%%

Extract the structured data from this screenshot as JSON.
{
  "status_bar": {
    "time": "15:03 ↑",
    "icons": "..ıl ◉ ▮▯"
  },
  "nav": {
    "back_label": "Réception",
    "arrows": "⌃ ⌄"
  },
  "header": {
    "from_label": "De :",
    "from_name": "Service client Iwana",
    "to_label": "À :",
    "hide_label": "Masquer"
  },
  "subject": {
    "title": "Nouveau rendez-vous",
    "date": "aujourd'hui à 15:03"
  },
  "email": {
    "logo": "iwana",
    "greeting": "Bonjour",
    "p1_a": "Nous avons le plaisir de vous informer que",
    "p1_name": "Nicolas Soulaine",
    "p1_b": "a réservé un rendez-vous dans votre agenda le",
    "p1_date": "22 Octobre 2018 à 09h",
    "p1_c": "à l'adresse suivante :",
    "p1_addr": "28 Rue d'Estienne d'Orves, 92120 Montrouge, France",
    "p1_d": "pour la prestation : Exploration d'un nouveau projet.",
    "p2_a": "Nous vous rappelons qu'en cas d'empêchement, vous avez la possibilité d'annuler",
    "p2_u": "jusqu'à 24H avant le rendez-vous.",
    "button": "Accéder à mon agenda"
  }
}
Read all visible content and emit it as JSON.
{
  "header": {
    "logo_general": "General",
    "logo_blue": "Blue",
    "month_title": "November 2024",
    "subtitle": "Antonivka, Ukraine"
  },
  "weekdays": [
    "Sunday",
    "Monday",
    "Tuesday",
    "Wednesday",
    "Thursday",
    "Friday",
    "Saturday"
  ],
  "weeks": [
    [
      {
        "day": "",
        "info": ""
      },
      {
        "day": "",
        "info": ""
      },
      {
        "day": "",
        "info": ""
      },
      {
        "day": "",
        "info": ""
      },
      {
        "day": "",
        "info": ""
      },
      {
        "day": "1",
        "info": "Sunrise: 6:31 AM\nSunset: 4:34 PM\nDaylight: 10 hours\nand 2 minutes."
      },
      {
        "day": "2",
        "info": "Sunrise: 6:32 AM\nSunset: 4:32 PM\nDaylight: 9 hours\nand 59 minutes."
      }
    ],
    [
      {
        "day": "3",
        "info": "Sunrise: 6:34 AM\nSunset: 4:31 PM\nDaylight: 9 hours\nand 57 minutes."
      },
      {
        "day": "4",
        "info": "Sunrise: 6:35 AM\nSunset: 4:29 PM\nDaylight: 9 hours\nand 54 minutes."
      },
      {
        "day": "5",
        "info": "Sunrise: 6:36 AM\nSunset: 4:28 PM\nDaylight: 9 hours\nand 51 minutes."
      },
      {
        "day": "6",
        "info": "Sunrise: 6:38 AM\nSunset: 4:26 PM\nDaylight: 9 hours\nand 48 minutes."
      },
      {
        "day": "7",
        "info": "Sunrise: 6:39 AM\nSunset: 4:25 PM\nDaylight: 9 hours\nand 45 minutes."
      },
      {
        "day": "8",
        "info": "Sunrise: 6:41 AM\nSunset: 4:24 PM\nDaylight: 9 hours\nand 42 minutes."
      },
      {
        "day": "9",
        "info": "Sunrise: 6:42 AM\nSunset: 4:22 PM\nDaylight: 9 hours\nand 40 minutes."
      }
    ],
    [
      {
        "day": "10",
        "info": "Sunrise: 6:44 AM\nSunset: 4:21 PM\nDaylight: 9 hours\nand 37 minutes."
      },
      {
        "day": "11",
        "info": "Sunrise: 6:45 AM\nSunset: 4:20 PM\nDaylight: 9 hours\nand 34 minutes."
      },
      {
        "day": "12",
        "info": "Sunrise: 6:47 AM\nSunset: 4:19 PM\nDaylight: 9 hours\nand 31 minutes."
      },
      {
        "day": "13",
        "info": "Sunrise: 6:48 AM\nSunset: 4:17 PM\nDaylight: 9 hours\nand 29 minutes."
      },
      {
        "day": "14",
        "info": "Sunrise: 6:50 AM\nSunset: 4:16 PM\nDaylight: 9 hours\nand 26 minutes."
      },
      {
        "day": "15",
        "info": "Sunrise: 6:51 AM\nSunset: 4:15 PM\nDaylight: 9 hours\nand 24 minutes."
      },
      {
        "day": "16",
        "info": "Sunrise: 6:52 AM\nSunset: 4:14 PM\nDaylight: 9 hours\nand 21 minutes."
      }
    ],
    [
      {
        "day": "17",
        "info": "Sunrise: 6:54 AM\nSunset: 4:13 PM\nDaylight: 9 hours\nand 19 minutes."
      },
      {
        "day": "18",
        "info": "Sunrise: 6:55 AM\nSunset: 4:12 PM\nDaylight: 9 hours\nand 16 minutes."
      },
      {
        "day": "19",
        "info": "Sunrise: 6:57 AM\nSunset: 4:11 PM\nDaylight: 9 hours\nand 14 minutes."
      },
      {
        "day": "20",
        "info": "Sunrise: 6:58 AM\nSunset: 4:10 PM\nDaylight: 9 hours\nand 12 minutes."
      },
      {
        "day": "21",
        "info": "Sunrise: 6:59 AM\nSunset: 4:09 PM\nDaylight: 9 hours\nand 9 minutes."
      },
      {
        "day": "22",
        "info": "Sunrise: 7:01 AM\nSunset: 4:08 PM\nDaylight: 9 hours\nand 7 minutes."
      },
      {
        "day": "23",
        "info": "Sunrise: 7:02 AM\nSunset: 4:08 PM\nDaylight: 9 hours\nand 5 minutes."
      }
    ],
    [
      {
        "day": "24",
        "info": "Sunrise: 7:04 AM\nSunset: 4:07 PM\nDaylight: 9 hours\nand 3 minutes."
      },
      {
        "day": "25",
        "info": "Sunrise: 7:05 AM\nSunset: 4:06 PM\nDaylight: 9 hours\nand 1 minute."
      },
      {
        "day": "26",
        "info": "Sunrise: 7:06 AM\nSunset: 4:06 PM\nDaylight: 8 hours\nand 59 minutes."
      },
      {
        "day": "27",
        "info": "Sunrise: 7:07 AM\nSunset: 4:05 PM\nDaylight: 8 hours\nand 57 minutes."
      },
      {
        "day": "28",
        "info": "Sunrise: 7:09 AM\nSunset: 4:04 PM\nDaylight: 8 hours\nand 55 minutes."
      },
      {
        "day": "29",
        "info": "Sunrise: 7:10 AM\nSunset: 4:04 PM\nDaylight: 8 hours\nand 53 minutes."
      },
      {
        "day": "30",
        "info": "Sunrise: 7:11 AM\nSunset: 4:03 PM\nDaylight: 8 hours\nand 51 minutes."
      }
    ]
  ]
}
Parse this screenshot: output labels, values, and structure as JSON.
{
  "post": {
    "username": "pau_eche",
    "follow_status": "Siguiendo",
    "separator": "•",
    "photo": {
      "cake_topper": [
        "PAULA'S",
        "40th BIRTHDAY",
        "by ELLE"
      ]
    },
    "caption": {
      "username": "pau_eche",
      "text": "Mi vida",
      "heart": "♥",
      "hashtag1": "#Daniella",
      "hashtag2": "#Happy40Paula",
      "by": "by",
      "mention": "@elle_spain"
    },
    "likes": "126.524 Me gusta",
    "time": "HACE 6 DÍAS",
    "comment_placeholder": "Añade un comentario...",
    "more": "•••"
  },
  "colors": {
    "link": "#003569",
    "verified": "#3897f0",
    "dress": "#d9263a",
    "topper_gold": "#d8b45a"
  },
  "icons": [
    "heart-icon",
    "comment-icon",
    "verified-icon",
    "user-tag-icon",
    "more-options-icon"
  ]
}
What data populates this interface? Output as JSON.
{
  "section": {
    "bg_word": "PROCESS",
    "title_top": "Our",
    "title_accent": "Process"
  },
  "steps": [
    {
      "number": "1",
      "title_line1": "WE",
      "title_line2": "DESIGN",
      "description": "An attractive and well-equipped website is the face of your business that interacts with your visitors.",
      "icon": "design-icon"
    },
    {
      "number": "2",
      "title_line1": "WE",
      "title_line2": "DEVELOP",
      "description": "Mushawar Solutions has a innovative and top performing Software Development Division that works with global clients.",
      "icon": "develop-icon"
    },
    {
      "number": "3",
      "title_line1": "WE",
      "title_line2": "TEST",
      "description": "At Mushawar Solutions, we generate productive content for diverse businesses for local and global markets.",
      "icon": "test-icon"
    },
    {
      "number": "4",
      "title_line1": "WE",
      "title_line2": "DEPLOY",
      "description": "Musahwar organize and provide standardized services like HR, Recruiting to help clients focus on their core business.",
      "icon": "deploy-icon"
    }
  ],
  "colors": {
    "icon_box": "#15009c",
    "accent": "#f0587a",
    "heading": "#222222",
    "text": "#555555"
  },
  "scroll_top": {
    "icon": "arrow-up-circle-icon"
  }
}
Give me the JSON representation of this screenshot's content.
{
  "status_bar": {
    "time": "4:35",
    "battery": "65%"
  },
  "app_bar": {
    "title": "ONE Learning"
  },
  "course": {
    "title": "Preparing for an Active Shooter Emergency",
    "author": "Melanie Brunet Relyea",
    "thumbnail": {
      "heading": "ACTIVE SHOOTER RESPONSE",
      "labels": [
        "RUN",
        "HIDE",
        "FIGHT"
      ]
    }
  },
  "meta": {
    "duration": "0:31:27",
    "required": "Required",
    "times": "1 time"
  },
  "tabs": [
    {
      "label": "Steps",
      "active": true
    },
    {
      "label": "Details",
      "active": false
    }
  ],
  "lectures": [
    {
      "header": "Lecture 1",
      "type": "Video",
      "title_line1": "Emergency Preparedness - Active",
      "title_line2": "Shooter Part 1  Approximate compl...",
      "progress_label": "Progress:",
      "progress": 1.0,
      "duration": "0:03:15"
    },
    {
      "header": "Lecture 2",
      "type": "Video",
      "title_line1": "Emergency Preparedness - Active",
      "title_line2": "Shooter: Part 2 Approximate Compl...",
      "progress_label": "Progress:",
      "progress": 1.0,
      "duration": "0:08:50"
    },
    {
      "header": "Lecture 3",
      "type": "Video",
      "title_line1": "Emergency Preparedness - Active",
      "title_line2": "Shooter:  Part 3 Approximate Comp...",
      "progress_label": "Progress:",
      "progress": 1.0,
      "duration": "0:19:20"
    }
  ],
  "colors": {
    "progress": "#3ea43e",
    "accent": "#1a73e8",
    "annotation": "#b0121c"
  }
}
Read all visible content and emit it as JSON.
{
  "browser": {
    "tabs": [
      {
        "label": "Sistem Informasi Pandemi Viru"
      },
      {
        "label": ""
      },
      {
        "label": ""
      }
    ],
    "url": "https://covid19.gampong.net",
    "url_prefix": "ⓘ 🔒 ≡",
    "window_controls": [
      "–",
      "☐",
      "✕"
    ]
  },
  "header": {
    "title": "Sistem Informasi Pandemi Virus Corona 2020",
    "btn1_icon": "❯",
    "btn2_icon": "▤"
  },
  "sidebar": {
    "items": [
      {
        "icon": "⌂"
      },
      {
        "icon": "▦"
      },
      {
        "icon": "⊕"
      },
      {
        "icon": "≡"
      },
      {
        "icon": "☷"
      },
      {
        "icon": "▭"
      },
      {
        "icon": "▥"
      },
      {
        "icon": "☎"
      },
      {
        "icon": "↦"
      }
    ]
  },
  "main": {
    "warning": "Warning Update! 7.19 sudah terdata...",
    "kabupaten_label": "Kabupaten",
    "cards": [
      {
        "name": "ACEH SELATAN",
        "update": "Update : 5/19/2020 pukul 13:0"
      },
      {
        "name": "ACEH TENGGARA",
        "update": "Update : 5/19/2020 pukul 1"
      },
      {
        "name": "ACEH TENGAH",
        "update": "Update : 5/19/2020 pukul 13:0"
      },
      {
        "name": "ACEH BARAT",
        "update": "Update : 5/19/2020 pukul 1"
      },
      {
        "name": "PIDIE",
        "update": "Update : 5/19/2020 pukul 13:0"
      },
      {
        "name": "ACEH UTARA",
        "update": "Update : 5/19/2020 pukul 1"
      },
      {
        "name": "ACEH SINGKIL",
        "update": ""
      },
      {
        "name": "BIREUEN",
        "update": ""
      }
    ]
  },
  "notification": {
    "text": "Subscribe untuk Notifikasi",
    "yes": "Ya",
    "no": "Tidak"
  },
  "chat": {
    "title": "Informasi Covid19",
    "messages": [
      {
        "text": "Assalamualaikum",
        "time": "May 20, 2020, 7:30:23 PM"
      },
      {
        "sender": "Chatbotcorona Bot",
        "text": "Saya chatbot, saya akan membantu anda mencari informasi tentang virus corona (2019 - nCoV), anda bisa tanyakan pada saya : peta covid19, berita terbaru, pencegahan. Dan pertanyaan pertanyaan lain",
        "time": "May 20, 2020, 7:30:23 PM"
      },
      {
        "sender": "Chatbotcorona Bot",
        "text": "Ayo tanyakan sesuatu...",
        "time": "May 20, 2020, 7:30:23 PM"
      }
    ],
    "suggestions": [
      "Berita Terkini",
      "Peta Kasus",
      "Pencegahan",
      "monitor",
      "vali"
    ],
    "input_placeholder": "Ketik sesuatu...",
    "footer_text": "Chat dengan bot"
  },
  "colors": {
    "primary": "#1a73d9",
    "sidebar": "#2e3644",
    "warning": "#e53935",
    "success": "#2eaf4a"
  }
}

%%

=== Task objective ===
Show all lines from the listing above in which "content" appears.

=== Answer to the exercise ===
Read all visible content and emit it as JSON.
      "description": "At Mushawar Solutions, we generate productive content for diverse businesses for local and global markets.",
Give me the JSON representation of this screenshot's content.
Read all visible content and emit it as JSON.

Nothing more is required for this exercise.